Do we buy it? For all the appeal of this approach—and The Professor and the Madman is an appealing book—there's something unsettling here: not just the glancing ease of the narrative but the relationship to history it helps build. When Winchester describes horses' "hooves striking sparks from the cobbles as they rushed the victim to the emergency entrance," we are not supposed to ask—not allowed to ask, given no sourcing—whether those sparks were actually there, probably there, or made up. When Winchester passes his pictures through a rosy filter (as he often seems to), we're left with a tourist's inability to do anything but take the story as it comes. What's unsettling is not that readers don't realize these dangers but that they almost certainly do: To allow yourself to enjoy Winchester's books is to accede to the idea that history can be understood passively, as entertainment.

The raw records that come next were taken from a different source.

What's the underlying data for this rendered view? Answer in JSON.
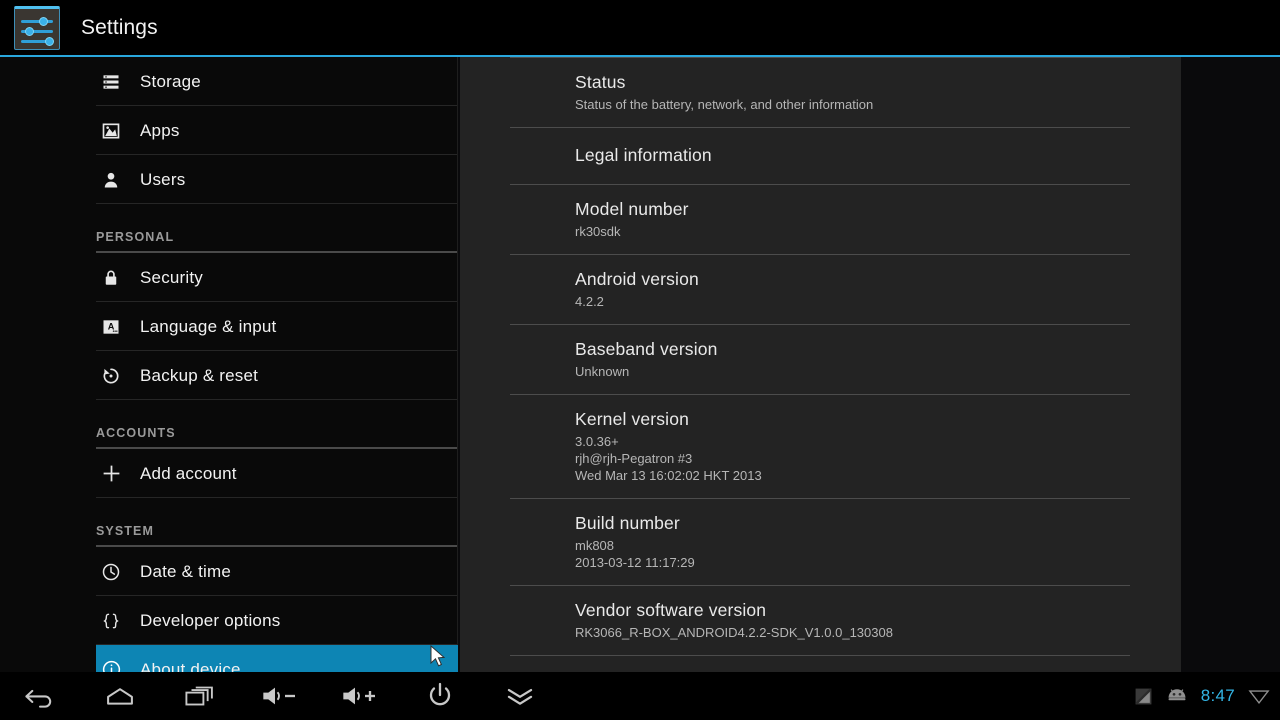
{
  "window": {
    "title": "Settings",
    "app_icon": "settings-sliders-icon",
    "accent_color": "#33b5e5",
    "selection_color": "#0d85b4"
  },
  "sidebar": {
    "items": [
      {
        "type": "item",
        "icon": "storage-icon",
        "label": "Storage",
        "selected": false
      },
      {
        "type": "item",
        "icon": "apps-icon",
        "label": "Apps",
        "selected": false
      },
      {
        "type": "item",
        "icon": "users-icon",
        "label": "Users",
        "selected": false
      },
      {
        "type": "header",
        "icon": "",
        "label": "PERSONAL",
        "selected": false
      },
      {
        "type": "item",
        "icon": "lock-icon",
        "label": "Security",
        "selected": false
      },
      {
        "type": "item",
        "icon": "language-icon",
        "label": "Language & input",
        "selected": false
      },
      {
        "type": "item",
        "icon": "backup-icon",
        "label": "Backup & reset",
        "selected": false
      },
      {
        "type": "header",
        "icon": "",
        "label": "ACCOUNTS",
        "selected": false
      },
      {
        "type": "item",
        "icon": "plus-icon",
        "label": "Add account",
        "selected": false
      },
      {
        "type": "header",
        "icon": "",
        "label": "SYSTEM",
        "selected": false
      },
      {
        "type": "item",
        "icon": "clock-icon",
        "label": "Date & time",
        "selected": false
      },
      {
        "type": "item",
        "icon": "braces-icon",
        "label": "Developer options",
        "selected": false
      },
      {
        "type": "item",
        "icon": "info-icon",
        "label": "About device",
        "selected": true
      }
    ]
  },
  "content": {
    "rows": [
      {
        "title": "Status",
        "subtitle": "Status of the battery, network, and other information"
      },
      {
        "title": "Legal information",
        "subtitle": ""
      },
      {
        "title": "Model number",
        "subtitle": "rk30sdk"
      },
      {
        "title": "Android version",
        "subtitle": "4.2.2"
      },
      {
        "title": "Baseband version",
        "subtitle": "Unknown"
      },
      {
        "title": "Kernel version",
        "subtitle": "3.0.36+\nrjh@rjh-Pegatron #3\nWed Mar 13 16:02:02 HKT 2013"
      },
      {
        "title": "Build number",
        "subtitle": "mk808\n2013-03-12   11:17:29"
      },
      {
        "title": "Vendor software version",
        "subtitle": "RK3066_R-BOX_ANDROID4.2.2-SDK_V1.0.0_130308"
      }
    ]
  },
  "navbar": {
    "buttons": [
      {
        "icon": "back-icon",
        "label": "Back"
      },
      {
        "icon": "home-icon",
        "label": "Home"
      },
      {
        "icon": "recents-icon",
        "label": "Recent apps"
      },
      {
        "icon": "volume-down-icon",
        "label": "Volume down"
      },
      {
        "icon": "volume-up-icon",
        "label": "Volume up"
      },
      {
        "icon": "power-icon",
        "label": "Power"
      },
      {
        "icon": "chevron-down-icon",
        "label": "Notifications"
      }
    ],
    "status": {
      "signal_icon": "no-signal-icon",
      "android_icon": "android-robot-icon",
      "time": "8:47",
      "wifi_icon": "wifi-icon"
    }
  }
}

The perils of this approach come to the fore in Winchester's new volume. The Alice Behind Wonderland explores the relationship between Charles Dodgson (better known as Lewis Carroll) and Alice Liddell (the girl who inspired his famous tale) through the photos he took of her over many years. The setting is once more Victorian Oxford, but the material here is fragile and fraught: A nagging puzzle about Charles Dodgson is the extent to which he was, or wasn't, a pedophile.

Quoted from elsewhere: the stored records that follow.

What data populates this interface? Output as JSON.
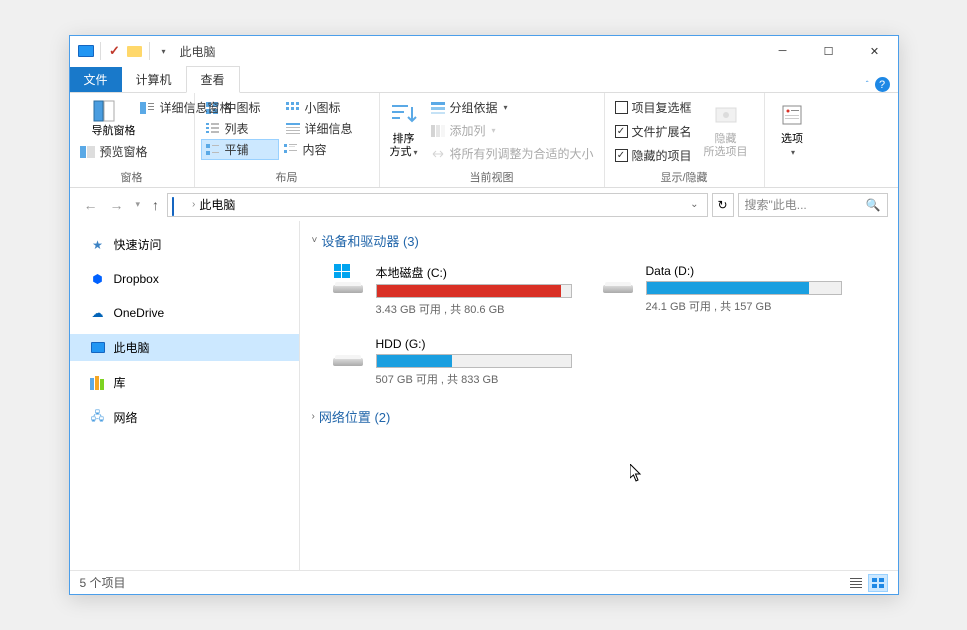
{
  "titlebar": {
    "title": "此电脑"
  },
  "tabs": {
    "file": "文件",
    "computer": "计算机",
    "view": "查看"
  },
  "ribbon": {
    "panes": {
      "label": "窗格",
      "nav_pane": "导航窗格",
      "preview_pane": "预览窗格",
      "details_pane": "详细信息窗格"
    },
    "layout": {
      "label": "布局",
      "medium": "中图标",
      "small": "小图标",
      "list": "列表",
      "details": "详细信息",
      "tiles": "平铺",
      "content": "内容"
    },
    "current_view": {
      "label": "当前视图",
      "sort": "排序方式",
      "group": "分组依据",
      "add_columns": "添加列",
      "size_all": "将所有列调整为合适的大小"
    },
    "show_hide": {
      "label": "显示/隐藏",
      "checkboxes": "项目复选框",
      "extensions": "文件扩展名",
      "hidden": "隐藏的项目",
      "hide_selected": "隐藏",
      "hide_selected2": "所选项目"
    },
    "options": {
      "label": "选项"
    }
  },
  "nav": {
    "location": "此电脑",
    "search_placeholder": "搜索\"此电..."
  },
  "sidebar": {
    "quick": "快速访问",
    "dropbox": "Dropbox",
    "onedrive": "OneDrive",
    "thispc": "此电脑",
    "libraries": "库",
    "network": "网络"
  },
  "content": {
    "section1": "设备和驱动器 (3)",
    "section2": "网络位置 (2)",
    "drives": [
      {
        "name": "本地磁盘 (C:)",
        "stat": "3.43 GB 可用 , 共 80.6 GB",
        "fill": 95,
        "color": "#d93025",
        "os": true
      },
      {
        "name": "Data (D:)",
        "stat": "24.1 GB 可用 , 共 157 GB",
        "fill": 84,
        "color": "#1a9fe0",
        "os": false
      },
      {
        "name": "HDD (G:)",
        "stat": "507 GB 可用 , 共 833 GB",
        "fill": 39,
        "color": "#1a9fe0",
        "os": false
      }
    ]
  },
  "statusbar": {
    "text": "5 个项目"
  }
}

And on this matter, Winchester is strangely evasive. He refers dismissively to "all the fuss and bother that surrounds the relationship between Charles Dodgson and Alice Liddell." He dwells instead, at length, on the history of amateur photography. Bubbly asides play up characters' charming quirks—we learn, for example, about the Liddell paterfamilias's "enduring fascination with matters of drainage"—but when it comes down to the uncomfortable bits, Winchester zooms ahead, inviting little from the reader but a double take: Dodgson's "utter fascination with all of these girls, his need to picture them with or without clothing, his need to make them happy, to amuse them …" What? He is unsqueamish about raising the sex issue for suspense but finally declares, briskly, that Dodgson's "interest in the Liddell girls during their prepubescent years was unremarkable, in every sense of the word." In a text whose cheery vagueness comes near hagiography (we're told that Dodgson, "a young man of exceptional talent and ability," graduated from Oxford with a First Class in mathematics but did "rather less well" in classics—an unexceptional performance that gets no further elaboration), this dismissal raises uncomfortable questions of its own.

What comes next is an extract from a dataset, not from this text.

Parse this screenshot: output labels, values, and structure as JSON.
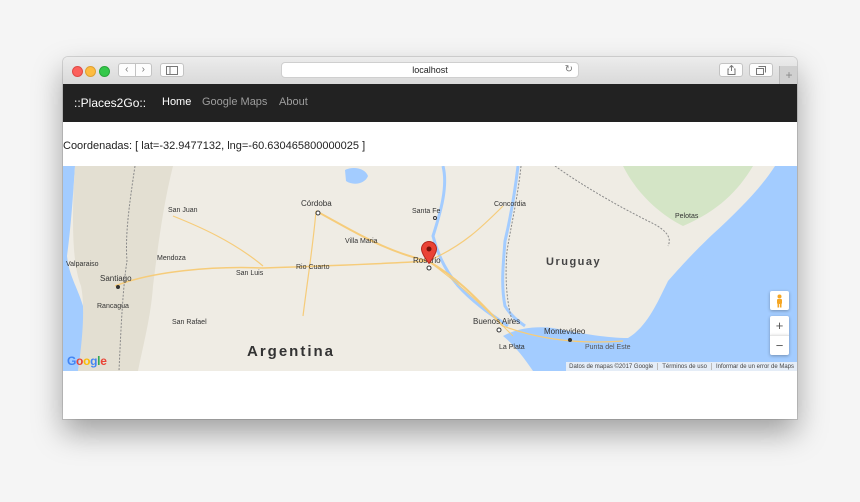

"Volumes have been written about the friendship between Charles Dodgson and the Liddell household," Winchester informs us near the end of The Alice Behind Wonderland. His "Suggestions for Further Reading," which comprises a total of five books, names two. Although you'd barely know it from Winchester's quick summaries, Carroll scholarship has grown fascinatingly divided in the past two decades: On one hand are those who believe there was something shady going on, and, on the other, those who demonstrate, carefully, how Dodgson's conduct might fit with Victorians' ideation of childhood. Both sides make for provocative and illuminating reading. The problem with the author Winchester has become lately isn't his terrifying speed, scholarly looseness, or sometimes-overdone style. It's his commitment to the cause of historical tourism over frank appraisal, pat narrative over uncomfortable paradox. A good book ought to bring its readers down the rabbit hole, into the heart of something strange and wonderful and complex. Winchester, these days, simply offers us escape.